strains that had been adapted to high concentrations of arsenic.
We isolated a Leptospirillum ferrooxidans from the microbial consortium present in
arsenopyrite treatment tanks from Tamboraque (near Lima, Peru) that had not been inoculated with
an arsenic-adapted consortium from South Africa. This allowed us to determine whether these
microorganisms had acquired similar arsenic resistance mechanisms as contained on the
transposons in the highly arsenic resistant South African cultures. Several isolates of both
Leptospirillum ferriphilum and L. ferrooxidans from Europe as well as a "Leptospirillum
ferrodiazotrophum" were also screened to detect whether they contained similar arsenic resistance
transposons even though they had not been selected for enhanced arsenic resistance.
Transposons containing arsenic resistance genes that were identical or closely related to those
from South Africa were found in both L. ferrooxidans and L. ferriphilum isolates from South
America and Europe. The widespread occurrence of arsenic resistance transposons suggests that it
should be possible to select for highly arsenic resistant biomining microorganisms from many
different sources and therefore, unnecessary to acquire pre-adapted arsenic resistant consortia.
Abstract: An arsenic resistant ferrous iron oxidizing bacterium Acidithiobacillus ferrooxidans
(GenBank no. EF010878) was isolated from reactor leachate. The reactor leachate showed extreme
environmental parameters. Ferrous iron concentrations of more than 60 g/L were found to be
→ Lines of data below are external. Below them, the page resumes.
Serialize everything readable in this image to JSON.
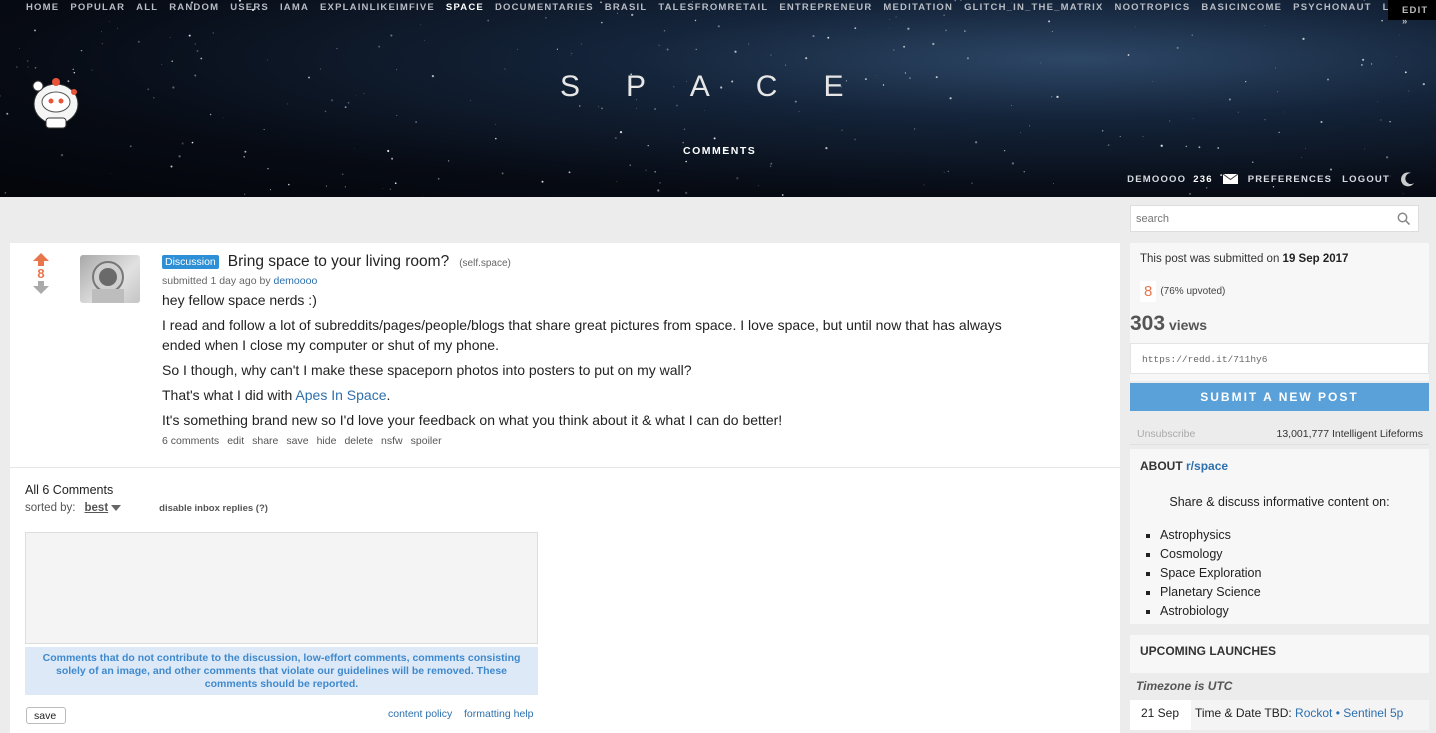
{
  "nav": {
    "links": [
      "HOME",
      "POPULAR",
      "ALL",
      "RANDOM",
      "USERS",
      "IAMA",
      "EXPLAINLIKEIMFIVE",
      "SPACE",
      "DOCUMENTARIES",
      "BRASIL",
      "TALESFROMRETAIL",
      "ENTREPRENEUR",
      "MEDITATION",
      "GLITCH_IN_THE_MATRIX",
      "NOOTROPICS",
      "BASICINCOME",
      "PSYCHONAUT",
      "LUCIDDREAMING"
    ],
    "active": "SPACE",
    "edit_label": "EDIT »"
  },
  "header": {
    "site_title": "SPACE",
    "tab_label": "COMMENTS",
    "username": "DEMOOOO",
    "karma": "236",
    "preferences_label": "PREFERENCES",
    "logout_label": "LOGOUT"
  },
  "post": {
    "score": "8",
    "flair": "Discussion",
    "title": "Bring space to your living room?",
    "domain": "(self.space)",
    "tagline_prefix": "submitted 1 day ago by",
    "author": "demoooo",
    "body_p1": "hey fellow space nerds :)",
    "body_p2": "I read and follow a lot of subreddits/pages/people/blogs that share great pictures from space. I love space, but until now that has always ended when I close my computer or shut of my phone.",
    "body_p3": "So I though, why can't I make these spaceporn photos into posters to put on my wall?",
    "body_p4_prefix": "That's what I did with",
    "body_p4_link": "Apes In Space",
    "body_p4_suffix": ".",
    "body_p5": "It's something brand new so I'd love your feedback on what you think about it & what I can do better!",
    "actions": [
      "6 comments",
      "edit",
      "share",
      "save",
      "hide",
      "delete",
      "nsfw",
      "spoiler"
    ]
  },
  "comments": {
    "heading": "All 6 Comments",
    "sorted_label": "sorted by:",
    "sort_value": "best",
    "disable_inbox": "disable inbox replies",
    "disable_inbox_help": "(?)",
    "textarea_value": "",
    "guideline": "Comments that do not contribute to the discussion, low-effort comments, comments consisting solely of an image, and other comments that violate our guidelines will be removed. These comments should be reported.",
    "save_label": "save",
    "content_policy": "content policy",
    "formatting_help": "formatting help"
  },
  "sidebar": {
    "search_placeholder": "search",
    "submitted_prefix": "This post was submitted on",
    "submitted_date": "19 Sep 2017",
    "score": "8",
    "upvoted": "(76% upvoted)",
    "views_num": "303",
    "views_label": "views",
    "shortlink": "https://redd.it/711hy6",
    "submit_label": "SUBMIT A NEW POST",
    "unsubscribe": "Unsubscribe",
    "subscribers": "13,001,777 Intelligent Lifeforms",
    "about_prefix": "ABOUT",
    "about_sub": "r/space",
    "about_desc": "Share & discuss informative content on:",
    "topics": [
      "Astrophysics",
      "Cosmology",
      "Space Exploration",
      "Planetary Science",
      "Astrobiology"
    ],
    "launches_title": "UPCOMING LAUNCHES",
    "timezone": "Timezone is UTC",
    "launch_date": "21 Sep",
    "launch_prefix": "Time & Date TBD:",
    "launch_link": "Rockot • Sentinel 5p"
  },
  "colors": {
    "upvote": "#e8764d",
    "link": "#2d70ad",
    "flair_bg": "#2d8fd5",
    "submit_bg": "#5aa0d9"
  }
}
inhibitory in the presence and absence of arsenite. Ks values of 12.5 and 8.0 g/L ferrous sulphate
and Vmax of 0.124 and 0.117 g/L/h/0.8 mg of protein were found in the presence and absence of
arsenite respectively. At 14.9 g/L of arsenite and arsenate the culture showed 26.8 and 59.7 %
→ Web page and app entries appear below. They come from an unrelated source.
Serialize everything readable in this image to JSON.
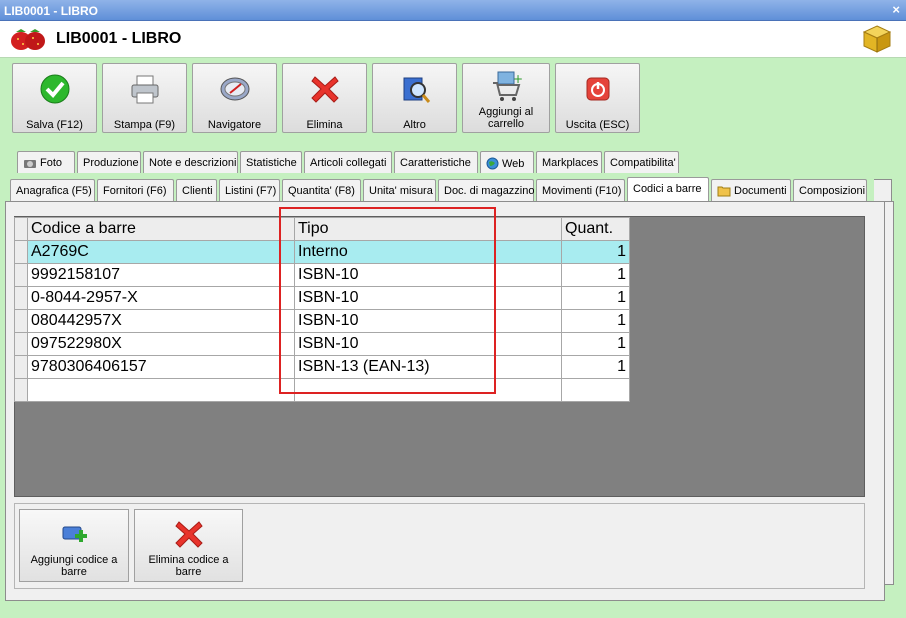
{
  "window": {
    "title": "LIB0001 - LIBRO",
    "close_glyph": "×"
  },
  "header": {
    "title": "LIB0001 - LIBRO",
    "app_icon": "strawberry-icon",
    "right_icon": "boxes-icon"
  },
  "toolbar": {
    "save": "Salva (F12)",
    "print": "Stampa (F9)",
    "navigator": "Navigatore",
    "delete": "Elimina",
    "other": "Altro",
    "cart_line1": "Aggiungi al",
    "cart_line2": "carrello",
    "exit": "Uscita (ESC)"
  },
  "tabs_row1": {
    "photo": "Foto",
    "production": "Produzione",
    "notes": "Note e descrizioni",
    "stats": "Statistiche",
    "linked": "Articoli collegati",
    "features": "Caratteristiche",
    "web": "Web",
    "marketplaces": "Markplaces",
    "compat": "Compatibilita'"
  },
  "tabs_row2": {
    "registry": "Anagrafica (F5)",
    "suppliers": "Fornitori (F6)",
    "customers": "Clienti",
    "pricelists": "Listini (F7)",
    "quantity": "Quantita' (F8)",
    "unit": "Unita' misura",
    "warehouse_docs": "Doc. di magazzino",
    "movements": "Movimenti (F10)",
    "barcodes": "Codici a barre",
    "documents": "Documenti",
    "compositions": "Composizioni"
  },
  "active_tab": "Codici a barre",
  "grid": {
    "headers": {
      "code": "Codice a barre",
      "type": "Tipo",
      "qty": "Quant."
    },
    "rows": [
      {
        "code": "A2769C",
        "type": "Interno",
        "qty": "1"
      },
      {
        "code": "9992158107",
        "type": "ISBN-10",
        "qty": "1"
      },
      {
        "code": "0-8044-2957-X",
        "type": "ISBN-10",
        "qty": "1"
      },
      {
        "code": "080442957X",
        "type": "ISBN-10",
        "qty": "1"
      },
      {
        "code": "097522980X",
        "type": "ISBN-10",
        "qty": "1"
      },
      {
        "code": "9780306406157",
        "type": "ISBN-13 (EAN-13)",
        "qty": "1"
      }
    ],
    "selected_row_color": "#a8ecf0"
  },
  "bottom": {
    "add_line1": "Aggiungi codice a",
    "add_line2": "barre",
    "del_line1": "Elimina codice a",
    "del_line2": "barre"
  },
  "colors": {
    "background": "#c5f0c0",
    "highlight": "#dd2222",
    "title_bar": "#5f8fd8"
  }
}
ferrous iron oxidizing activity respectively. Amongst the metals studied, copper was found to be
more toxic as compared to nickel and zinc. In the presence of 3.51 g/L nickel or 4.68 g/L zinc,
about 30 % biooxidation activity was registered. In the pyrite oxidation study 87, 67 and 64 % of
pyrite oxidation was found and 2.02, 3.19 and 5.96 g/L total iron was solubilized with 5, 10 and 20
g/L of pyrite respectively. The isolate was also able to oxidize refractory arsenopyrite gold ore and
0.531 g/L of arsenic was solubilized along with 0.872 g/L of soluble total iron. During this period
the numbers of planktonic bacteria increased from 2.4 x 106 to 1.0 x 108 cells/mL.